Actually, the event occurred in the U.K. I think U.S. freelancers have yet to be honored with a designated holiday. But, mark my words, this new iteration of entrepreneurship is already redesigning the employment landscape. For associations seeking minimum risk with maximum impact, this pool of unencumbered talent could represent the next growth spurt.

Surprising Statistics

The Freelance Revolution, my recent presentation during the ASAE meeting, described the phenomenon dubbed workforce 2.0 (AKA the gig economy) and outlined some of the surprising related statistics. A 2017 Annual Freelance Survey conducted by Upwork found that:

  • Nearly 50 percent of millennial workers are already freelancing
  • 36 percent of the U.S. workforce is currently freelancing and contributes $1.4 trillion to the annual economy
  • 7.8 million Americans will work on-demand by 2020

At the current growth rate the majority of U.S. workers will be freelancers by 2027. How can associations leverage the tsunami of on-demand workers who will soon flood the economy? Based on my consulting experience, most associations prefer to innovate in baby steps. There are actually still some organizations that don’t have a remote work policy. Others have procedures in place but are reluctant to abandon the timeclock and brick and mortar office space for a more fluid style—let alone routinely hire freelancers to handle important projects. Whether you view the freelance revolution as liberation or tyranny may depend on your vantage point and your association’s culture. Following are some issues to evaluate when you consider how freelance support might improve your game plan:

Probable Benefits

  • Specialization—You can find and hire a freelance expert in almost anything. Talent pairing platforms are springing up like mushrooms. There are sites dedicated to IT, communications, design and a myriad of other skills.
  • Commitment—Freelancers are entrepreneurs. They need to be at the top of their game on every job. As the customer, you are their priority for repeat business.
  • Scale—If you want to expand product lines but not your footprint, freelancers might be the ticket to that growth.
  • Geography—Can’t find a 3D designer in Indianapolis, try Ireland or India. Cloud computing, file sharing, and teleconferencing make remote work seamless. Freelancers in another time zone can be working while U.S. employees sleep.

Possible Boondoggles

  • Scheduling—Successful freelancers are in demand. Your perfect meeting planner may be so good that she’s too busy to manage your next big event.
  • Status—Be prepared to prove that your freelancers are contract employees. If you are in doubt about the regulations, the IRS will set you straight. Click here for the rules.
  • Continuity—If you’re seeking to build relationships with members or preserve organizational memory, freelancers may not be the best choice.
  • Time—Projects that require significant onboarding, training or supervision are probably not appropriate for freelancers. On-demand workers function best when they can hit the ground running.

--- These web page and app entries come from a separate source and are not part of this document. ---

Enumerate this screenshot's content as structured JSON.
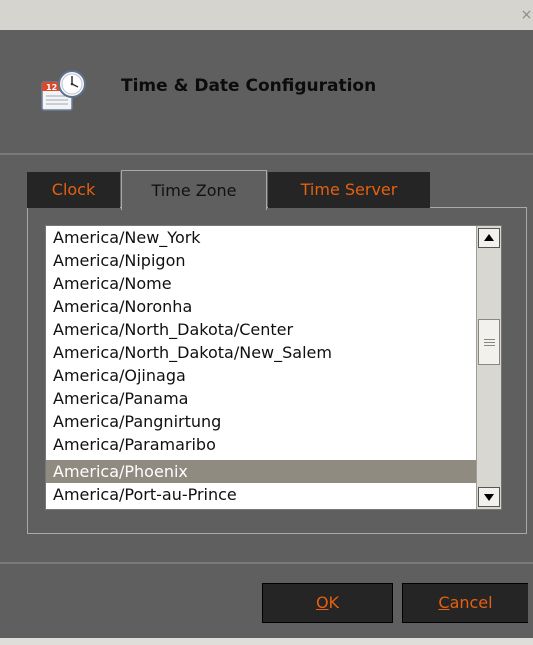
{
  "window": {
    "close_glyph": "×"
  },
  "header": {
    "title": "Time & Date Configuration",
    "icon": "calendar-clock-icon"
  },
  "tabs": [
    {
      "label": "Clock",
      "active": false
    },
    {
      "label": "Time Zone",
      "active": true
    },
    {
      "label": "Time Server",
      "active": false
    }
  ],
  "timezone_list": {
    "items": [
      "America/New_York",
      "America/Nipigon",
      "America/Nome",
      "America/Noronha",
      "America/North_Dakota/Center",
      "America/North_Dakota/New_Salem",
      "America/Ojinaga",
      "America/Panama",
      "America/Pangnirtung",
      "America/Paramaribo",
      "America/Phoenix",
      "America/Port-au-Prince"
    ],
    "selected": "America/Phoenix"
  },
  "buttons": {
    "ok_mnemonic": "O",
    "ok_rest": "K",
    "cancel_mnemonic": "C",
    "cancel_rest": "ancel"
  },
  "colors": {
    "accent_text": "#e56010",
    "panel_bg": "#5f5f5f",
    "dark_tab_bg": "#252525",
    "selection_bg": "#8f8b81"
  }
}
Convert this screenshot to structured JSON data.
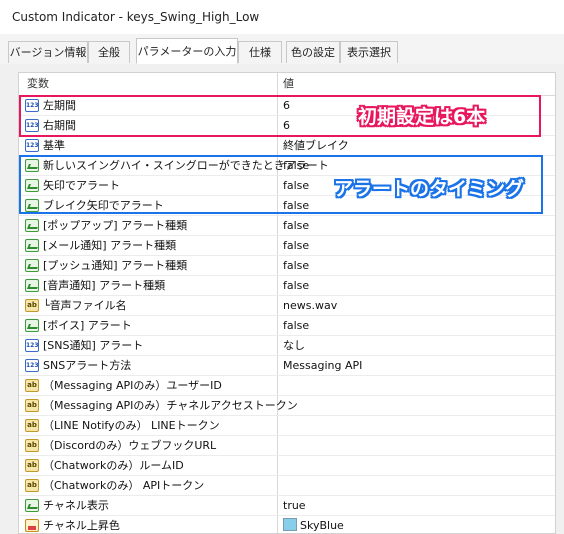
{
  "window": {
    "title": "Custom Indicator - keys_Swing_High_Low"
  },
  "tabs": [
    {
      "label": "バージョン情報"
    },
    {
      "label": "全般"
    },
    {
      "label": "パラメーターの入力"
    },
    {
      "label": "仕様"
    },
    {
      "label": "色の設定"
    },
    {
      "label": "表示選択"
    }
  ],
  "active_tab": "パラメーターの入力",
  "grid": {
    "headers": {
      "variable": "変数",
      "value": "値"
    },
    "rows": [
      {
        "icon": "number-icon",
        "name": "左期間",
        "value": "6"
      },
      {
        "icon": "number-icon",
        "name": "右期間",
        "value": "6"
      },
      {
        "icon": "number-icon",
        "name": "基準",
        "value": "終値ブレイク"
      },
      {
        "icon": "boolean-icon",
        "name": "新しいスイングハイ・スイングローができたときアラート",
        "value": "false"
      },
      {
        "icon": "boolean-icon",
        "name": "矢印でアラート",
        "value": "false"
      },
      {
        "icon": "boolean-icon",
        "name": "ブレイク矢印でアラート",
        "value": "false"
      },
      {
        "icon": "boolean-icon",
        "name": "[ポップアップ] アラート種類",
        "value": "false"
      },
      {
        "icon": "boolean-icon",
        "name": "[メール通知] アラート種類",
        "value": "false"
      },
      {
        "icon": "boolean-icon",
        "name": "[プッシュ通知] アラート種類",
        "value": "false"
      },
      {
        "icon": "boolean-icon",
        "name": "[音声通知] アラート種類",
        "value": "false"
      },
      {
        "icon": "string-icon",
        "name": " └音声ファイル名",
        "value": "news.wav"
      },
      {
        "icon": "boolean-icon",
        "name": "[ボイス] アラート",
        "value": "false"
      },
      {
        "icon": "number-icon",
        "name": "[SNS通知] アラート",
        "value": "なし"
      },
      {
        "icon": "number-icon",
        "name": "SNSアラート方法",
        "value": "Messaging API"
      },
      {
        "icon": "string-icon",
        "name": "（Messaging APIのみ）ユーザーID",
        "value": ""
      },
      {
        "icon": "string-icon",
        "name": "（Messaging APIのみ）チャネルアクセストークン",
        "value": ""
      },
      {
        "icon": "string-icon",
        "name": "（LINE Notifyのみ） LINEトークン",
        "value": ""
      },
      {
        "icon": "string-icon",
        "name": "（Discordのみ）ウェブフックURL",
        "value": ""
      },
      {
        "icon": "string-icon",
        "name": "（Chatworkのみ）ルームID",
        "value": ""
      },
      {
        "icon": "string-icon",
        "name": "（Chatworkのみ） APIトークン",
        "value": ""
      },
      {
        "icon": "boolean-icon",
        "name": "チャネル表示",
        "value": "true"
      },
      {
        "icon": "color-icon",
        "name": "チャネル上昇色",
        "value": "SkyBlue",
        "color": "#87CEEB"
      }
    ]
  },
  "annotations": {
    "red": {
      "text": "初期設定は6本",
      "color": "#e8175d"
    },
    "blue": {
      "text": "アラートのタイミング",
      "color": "#1a73e8"
    }
  }
}
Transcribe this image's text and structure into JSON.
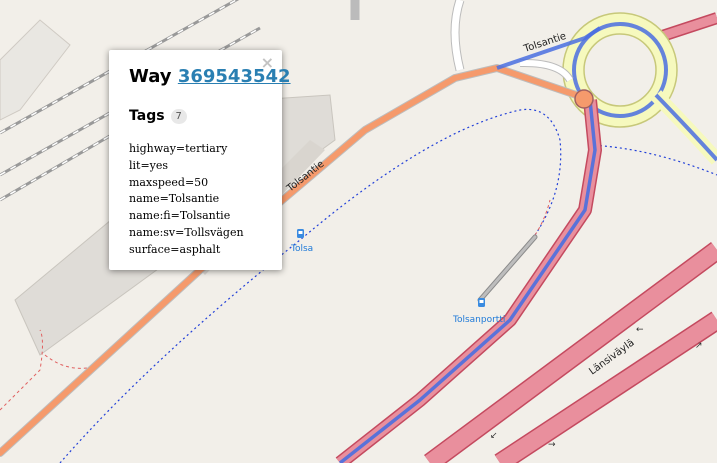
{
  "map": {
    "labels": {
      "road_left": "Tolsantie",
      "road_right": "Tolsantie",
      "highway": "Länsiväylä",
      "stop_tolsa": "Tolsa",
      "stop_tolsanportti": "Tolsanportti"
    }
  },
  "popup": {
    "title_prefix": "Way",
    "way_id": "369543542",
    "close_symbol": "×",
    "tags_heading": "Tags",
    "tags_count": "7",
    "tags": [
      "highway=tertiary",
      "lit=yes",
      "maxspeed=50",
      "name=Tolsantie",
      "name:fi=Tolsantie",
      "name:sv=Tollsvägen",
      "surface=asphalt"
    ]
  }
}
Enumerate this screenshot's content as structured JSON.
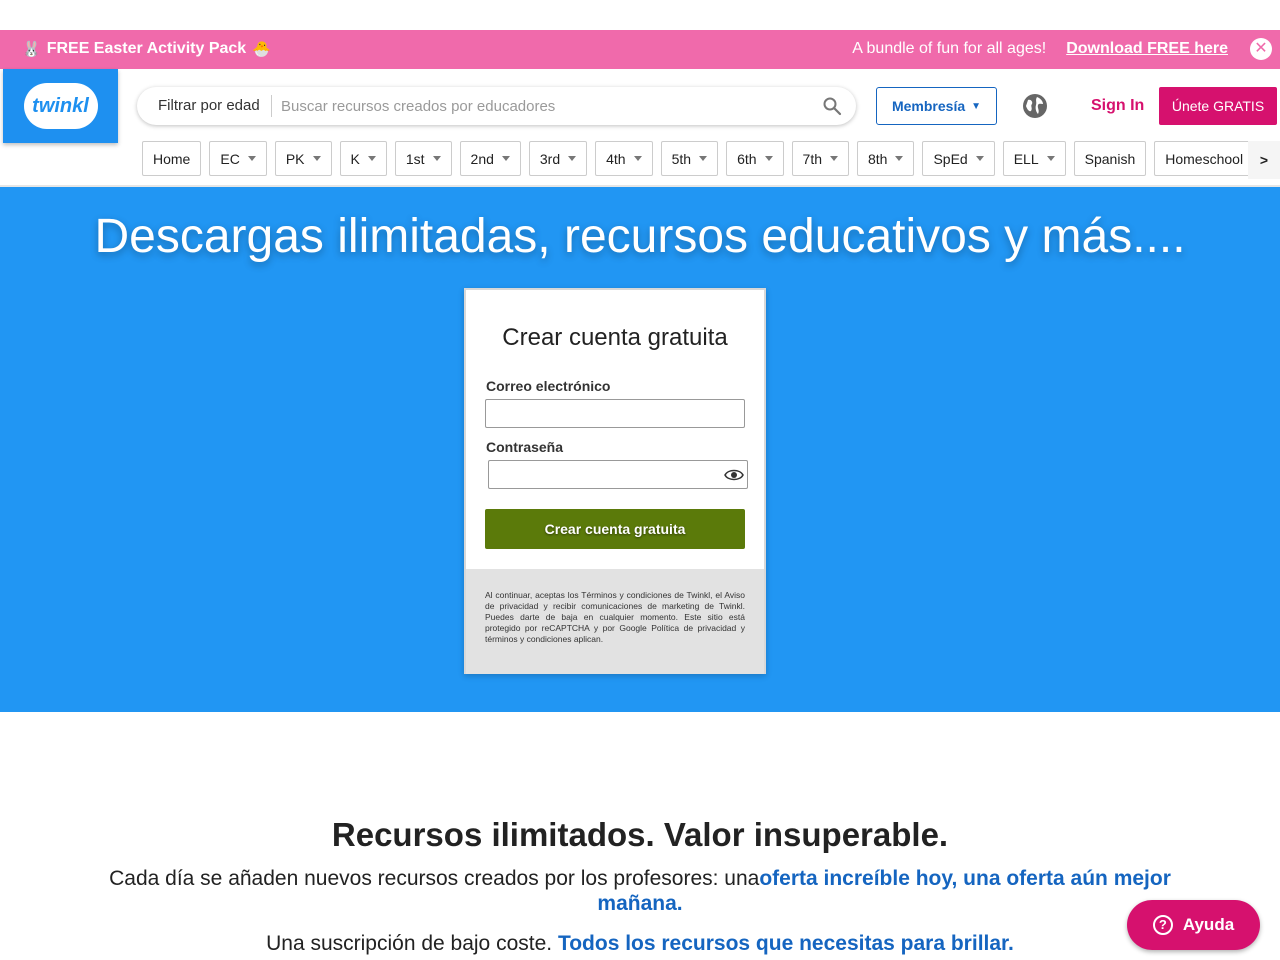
{
  "promo": {
    "bunny_emoji": "🐰",
    "title": "FREE Easter Activity Pack",
    "chick_emoji": "🐣",
    "tagline": "A bundle of fun for all ages!",
    "link": "Download FREE here",
    "close": "✕"
  },
  "header": {
    "logo_text": "twinkl",
    "filter_label": "Filtrar por edad",
    "search_placeholder": "Buscar recursos creados por educadores",
    "membership_label": "Membresía",
    "membership_caret": "▼",
    "signin": "Sign In",
    "join": "Únete GRATIS"
  },
  "grades": [
    "Home",
    "EC",
    "PK",
    "K",
    "1st",
    "2nd",
    "3rd",
    "4th",
    "5th",
    "6th",
    "7th",
    "8th",
    "SpEd",
    "ELL",
    "Spanish",
    "Homeschool"
  ],
  "grades_next": ">",
  "hero": {
    "title": "Descargas ilimitadas, recursos educativos y más....",
    "card": {
      "title": "Crear cuenta gratuita",
      "email_label": "Correo electrónico",
      "password_label": "Contraseña",
      "submit": "Crear cuenta gratuita",
      "legal": "Al continuar, aceptas los Términos y condiciones de Twinkl, el Aviso de privacidad y recibir comunicaciones de marketing de Twinkl. Puedes darte de baja en cualquier momento. Este sitio está protegido por reCAPTCHA y por Google Política de privacidad y términos y condiciones aplican."
    }
  },
  "section": {
    "title": "Recursos ilimitados. Valor insuperable.",
    "p1_text": "Cada día se añaden nuevos recursos creados por los profesores: una",
    "p1_highlight": "oferta increíble hoy, una oferta aún mejor mañana",
    "p1_end": ".",
    "p2_text": "Una suscripción de bajo coste. ",
    "p2_highlight": "Todos los recursos que necesitas para brillar."
  },
  "help": {
    "icon": "?",
    "label": "Ayuda"
  },
  "colors": {
    "promo_bg": "#f06aab",
    "brand_blue": "#2196f3",
    "brand_pink": "#d6116e",
    "submit_green": "#5b7a0a",
    "link_blue": "#1565c0"
  }
}
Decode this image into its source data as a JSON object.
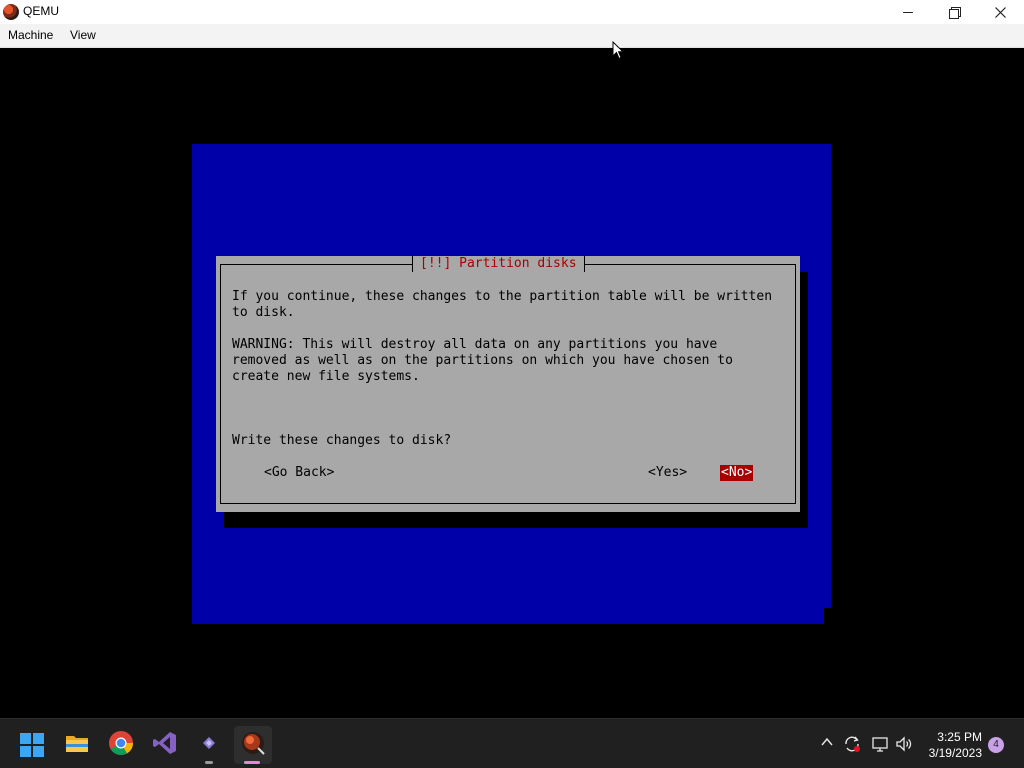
{
  "window": {
    "title": "QEMU",
    "icon": "qemu-icon",
    "controls": [
      "minimize-icon",
      "restore-icon",
      "close-icon"
    ]
  },
  "menu": {
    "machine": "Machine",
    "view": "View"
  },
  "dialog": {
    "title": "[!!] Partition disks",
    "body_line1": "If you continue, these changes to the partition table will be written\nto disk.",
    "body_line2": "WARNING: This will destroy all data on any partitions you have\nremoved as well as on the partitions on which you have chosen to\ncreate new file systems.",
    "question": "Write these changes to disk?",
    "buttons": {
      "go_back": "<Go Back>",
      "yes": "<Yes>",
      "no": "<No>"
    },
    "selected_button": "no",
    "colors": {
      "background": "#a8a8a8",
      "title": "#a80000",
      "selected_bg": "#a80000",
      "selected_fg": "#ffffff"
    }
  },
  "screen_colors": {
    "installer_bg": "#0000a8",
    "vm_bg": "#000000"
  },
  "taskbar": {
    "apps": [
      "windows-start-icon",
      "file-explorer-icon",
      "chrome-icon",
      "visual-studio-icon",
      "app-icon",
      "qemu-icon"
    ],
    "tray_icons": [
      "chevron-up-icon",
      "sync-icon",
      "network-icon",
      "volume-icon"
    ],
    "time": "3:25 PM",
    "date": "3/19/2023",
    "notification_count": "4"
  }
}
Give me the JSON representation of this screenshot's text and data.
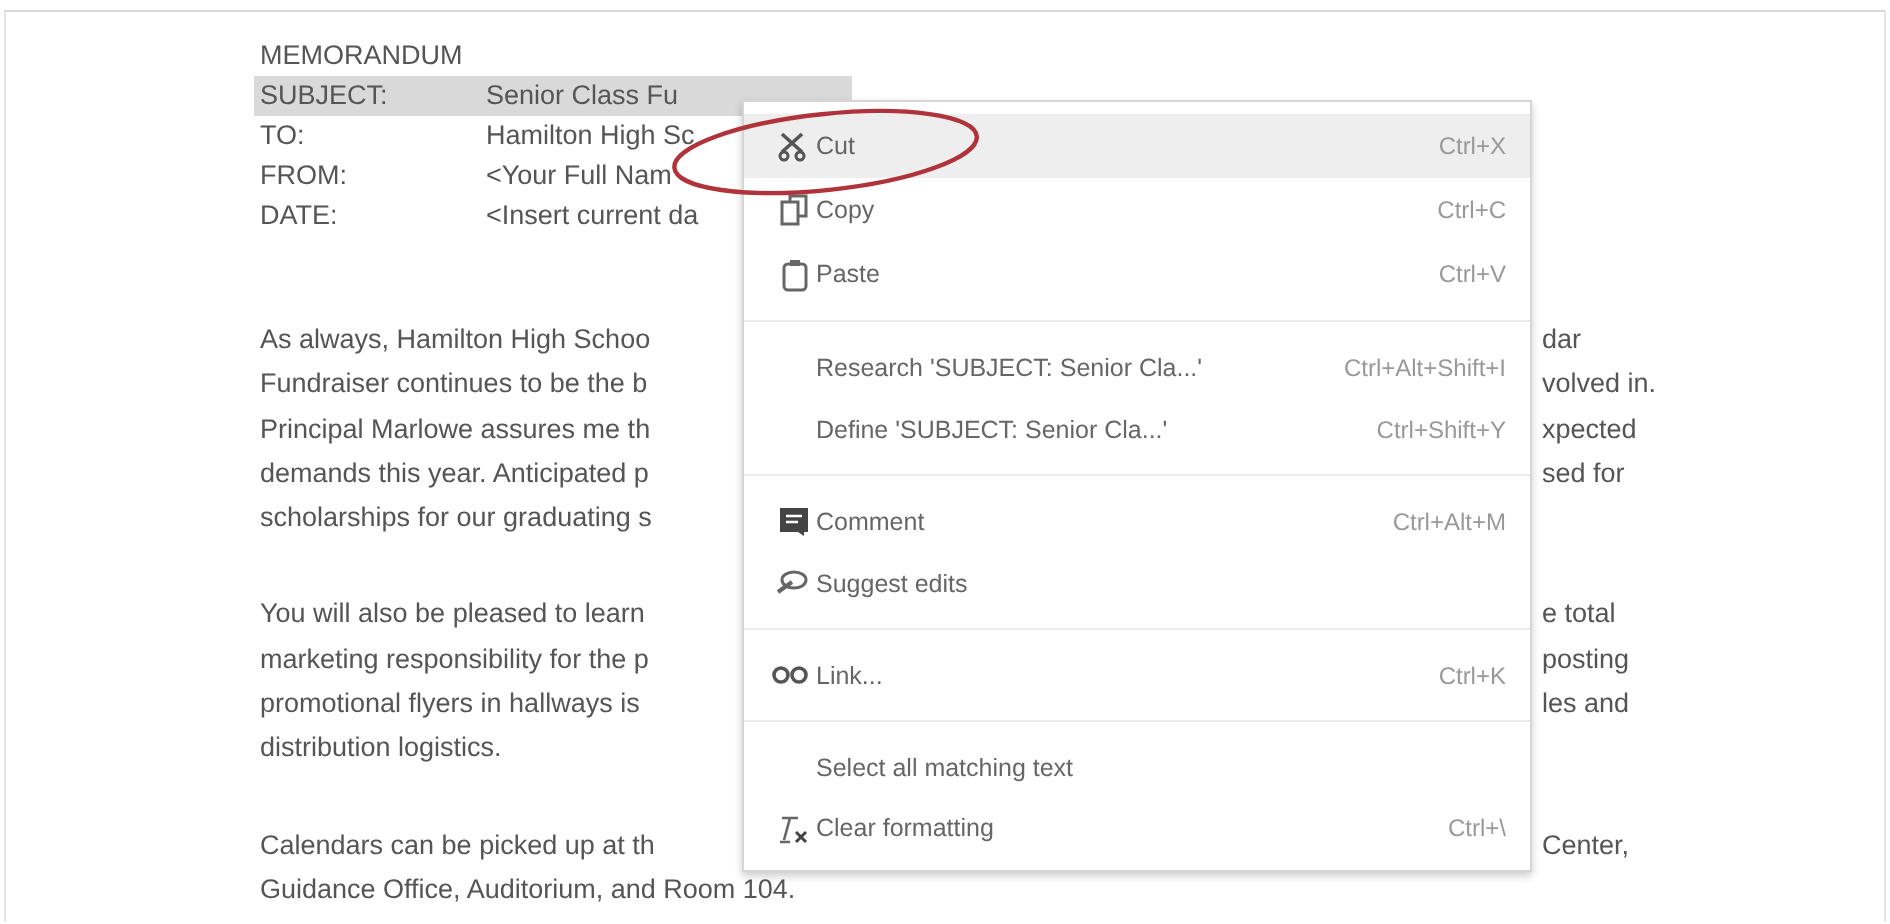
{
  "memo": {
    "title": "MEMORANDUM",
    "header": [
      {
        "label": "SUBJECT:",
        "value": "Senior Class Fu",
        "selected": true
      },
      {
        "label": "TO:",
        "value": "Hamilton High Sc",
        "selected": false
      },
      {
        "label": "FROM:",
        "value": "<Your Full Nam",
        "selected": false
      },
      {
        "label": "DATE:",
        "value": "<Insert current da",
        "selected": false
      }
    ],
    "paragraphs": [
      [
        {
          "left": "As always, Hamilton High Schoo",
          "right": "dar"
        },
        {
          "left": "Fundraiser continues to be the b",
          "right": "volved in."
        },
        {
          "left": "Principal Marlowe assures me th",
          "right": "xpected"
        },
        {
          "left": "demands this year. Anticipated p",
          "right": "sed for"
        },
        {
          "left": "scholarships for our graduating s"
        }
      ],
      [
        {
          "left": "You will also be pleased to learn",
          "right": "e total"
        },
        {
          "left": "marketing responsibility for the p",
          "right": "posting"
        },
        {
          "left": "promotional flyers in hallways is",
          "right": "les and"
        },
        {
          "left": "distribution logistics."
        }
      ],
      [
        {
          "left": "Calendars can be picked up at th",
          "right": "Center,"
        },
        {
          "left": "Guidance Office, Auditorium, and Room 104."
        }
      ]
    ]
  },
  "context_menu": {
    "groups": [
      [
        {
          "kind": "cut",
          "label": "Cut",
          "shortcut": "Ctrl+X",
          "selected": true
        },
        {
          "kind": "copy",
          "label": "Copy",
          "shortcut": "Ctrl+C",
          "selected": false
        },
        {
          "kind": "paste",
          "label": "Paste",
          "shortcut": "Ctrl+V",
          "selected": false
        }
      ],
      [
        {
          "kind": "plain",
          "label": "Research 'SUBJECT: Senior Cla...'",
          "shortcut": "Ctrl+Alt+Shift+I",
          "selected": false
        },
        {
          "kind": "plain",
          "label": "Define 'SUBJECT: Senior Cla...'",
          "shortcut": "Ctrl+Shift+Y",
          "selected": false
        }
      ],
      [
        {
          "kind": "comment",
          "label": "Comment",
          "shortcut": "Ctrl+Alt+M",
          "selected": false
        },
        {
          "kind": "suggest",
          "label": "Suggest edits",
          "selected": false
        }
      ],
      [
        {
          "kind": "link",
          "label": "Link...",
          "shortcut": "Ctrl+K",
          "selected": false
        }
      ],
      [
        {
          "kind": "plain",
          "label": "Select all matching text",
          "selected": false
        },
        {
          "kind": "clear",
          "label": "Clear formatting",
          "shortcut": "Ctrl+\\",
          "selected": false
        }
      ]
    ]
  }
}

Cultural Shifts

When my business partner Kevin Ordonez and I were interviewing CEOs for our recently released book, Association 4.0—Positioning for Success in an Era of Disruption, we profiled 18 forward-thinking leaders. Some of those executives were beginning to make the cultural changes that are conducive to a freelance workforce. Others were already diving deep into alternate employment strategies.

Stuart Meyer, former chief at the National Barbeque and Grilling Association, made the bold move of taking his entire organization virtual. Meyer, who is an enthusiastic proponent of innovation in the workplace describes his reasoning like this, “Sacred cows are the greatest threat to how we run associations. How we define our management and operations practice, and how we work must evolve rapidly if our organizations are going to continue to be relevant. We must stop the punch-clock mentality and the belief that if we let staff out of our sight, they’re going to be doing anything other than working. As we move toward the future, I believe we’ll see a continued rise of independent ‘fractional’ freelance association professionals splitting their time across multiple organizations working on very focused and defined activities and objectives.”

A more skill-based style of project management is fundamental to the freelance culture and can be an asset to both organizations and employees. When resources are allocated according to ability and interest everyone comes out a winner. Peggy Winton, President and CEO at the Association for Intelligent Information Management says, “My personal goal is to make opportunities for the future leaders at AIIM. Our organization had been pretty tall and top-heavy. To change that, we came up with a structure that allows for on-demand project work in blended, cross-functional teams. It’s a way to use people’s best talents regardless of their department or responsibility.”

Winton also notes that this skill-based, collaborative model is the way millennials prefer to work. “The success is shared. Nobody feels like they have the entire profit and loss resting solely on their shoulders.” Although Winton’s example applies to full time employees, it illustrates the type of cultural shifts that are needed to integrate freelancers into an organization.

Successful Adaptation

An important lesson we learned in conducting the interviews for our book is that organizations weather change successfully when they are willing and eager to adapt. A virtual office may not be in your future. But the fluidity and focus that this new workforce represents should influence how you utilize current staff. The freelance revolution is well underway. It’s past time to get on board with the benefits of this new resource.

Additional reading: